This study investigates a wide range of techniques and technologies for Ka band (and possibly Q/V bands) for providing higher capacity, more flexible next generation satellite broadband systems. It also develops the methodology for the fair comparison of different systems. Finally the study recommends a technology development roadmap for possible future development.
The main objectives are:
- To capture capacity & flexibility requirements for European systems,
- To consider spectrum (regulatory) issues taking into account both Ka band and Q/V bands,
- To develop a set of scenarios for development,
- To develop a methodology to facilitate the fair comparison of different systems including overall capacity, cost, payload power etc.,
- To provide a review of techniques and technologies that may provide improvements,
- To develop architectures for high capacity and high flexibility at system and payload level,
- To develop the corresponding payload and system architectures,
- To develop a technology roadmap to provide ESA with a plan that will ensure the timely development of the selected new technology.
The fundamental issue was to determine the best technology (or technologies) for providing high speed broadband by geostationary satellite.
The study considered the potential value of Q/V band usage to provide more spectrum.
The study developed its own assessment methodology for the comparison of candidate scenarios
The study found that more spectrum combined with power handling flexibility offered the best solutions. This leads to the conclusion that the use of Q/V band for the feeder links is a desirable step towards higher capacity.
More complex technologies can provide significant flexibility but at the cost of making the payload and platform more expensive due to thermal dissipation and difficulties accommodating TWTAs.
The system architectures under consideration provide high speed broadband access to small fixed user terminals typically on a house. The system connects a large number of users to one or more gateway station that provides interconnection with one (or more) internet service provider. NB mesh architectures involving direct user terminal to user terminal connectivity is not studied. The size of dish envisaged for the user terminals is typically 60cm although larger antennas are considered for use by small business.

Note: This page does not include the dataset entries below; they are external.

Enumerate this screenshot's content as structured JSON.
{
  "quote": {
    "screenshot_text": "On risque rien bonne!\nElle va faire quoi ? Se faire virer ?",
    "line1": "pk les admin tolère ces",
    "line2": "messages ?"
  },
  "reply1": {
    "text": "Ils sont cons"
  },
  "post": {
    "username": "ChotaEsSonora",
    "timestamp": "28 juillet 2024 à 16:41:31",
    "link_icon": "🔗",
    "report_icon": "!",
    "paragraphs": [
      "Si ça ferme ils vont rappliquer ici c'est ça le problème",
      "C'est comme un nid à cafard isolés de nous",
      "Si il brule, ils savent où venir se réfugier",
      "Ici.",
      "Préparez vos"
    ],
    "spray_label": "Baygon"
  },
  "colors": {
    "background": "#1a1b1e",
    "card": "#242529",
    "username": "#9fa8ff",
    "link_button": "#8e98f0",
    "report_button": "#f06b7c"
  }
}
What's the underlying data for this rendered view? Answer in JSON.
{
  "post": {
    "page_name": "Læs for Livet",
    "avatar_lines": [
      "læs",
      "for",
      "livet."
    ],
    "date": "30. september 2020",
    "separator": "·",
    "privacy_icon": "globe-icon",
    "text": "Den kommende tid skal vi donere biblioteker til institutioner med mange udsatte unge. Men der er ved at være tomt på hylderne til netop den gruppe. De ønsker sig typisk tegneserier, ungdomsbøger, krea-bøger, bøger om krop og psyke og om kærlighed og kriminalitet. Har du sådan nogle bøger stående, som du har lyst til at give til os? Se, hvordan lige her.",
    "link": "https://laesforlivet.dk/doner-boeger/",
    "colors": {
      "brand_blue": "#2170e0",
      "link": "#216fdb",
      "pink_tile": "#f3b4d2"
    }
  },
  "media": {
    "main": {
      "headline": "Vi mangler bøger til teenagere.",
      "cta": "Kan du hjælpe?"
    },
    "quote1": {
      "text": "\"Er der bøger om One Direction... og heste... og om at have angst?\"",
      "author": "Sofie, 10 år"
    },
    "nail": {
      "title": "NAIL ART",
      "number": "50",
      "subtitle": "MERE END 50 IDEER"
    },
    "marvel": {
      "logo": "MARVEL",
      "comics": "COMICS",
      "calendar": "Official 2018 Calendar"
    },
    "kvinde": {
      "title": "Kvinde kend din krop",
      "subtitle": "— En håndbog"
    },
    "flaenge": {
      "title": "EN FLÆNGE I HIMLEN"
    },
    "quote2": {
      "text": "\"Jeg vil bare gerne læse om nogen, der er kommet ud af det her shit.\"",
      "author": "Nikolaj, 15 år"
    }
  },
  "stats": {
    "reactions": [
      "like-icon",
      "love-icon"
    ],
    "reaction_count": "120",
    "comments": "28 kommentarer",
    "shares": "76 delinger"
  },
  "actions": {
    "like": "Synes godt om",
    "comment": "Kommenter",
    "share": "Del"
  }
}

Various payload technologies shall be considered and assessed including digital processing, advanced antennas and flexible high power amplification.
The Advanced Scenarios developed during the study can be summarized:
- Advanced Scenario 1 using technology relevant to 2015
Use of Q/V bands for feeder links – use of 2.9GHz of Ka band user links – Single feed per beam antenna system – Multi-Port Amplifiers on forward link.
- Advanced Scenario 1 (2020) Use of Q/V band for feeder link. Use of digital processor for agile beam forming through an Array Fed Reflector for Ka-band. Also use of MPAs for power handling flexibility.
- Advanced Scenario 2 (2020) Use of a Ka band payload using 500MHx exclusive bands for user links. A Q/V band payload including Q/V user links for hot spot service.
The figure below shows the logic of the study and the sequence of the tasks:
The project has now been completed and the deliverable documents finalized. The study is expected to present at the 2013 ARTES 1 days in December.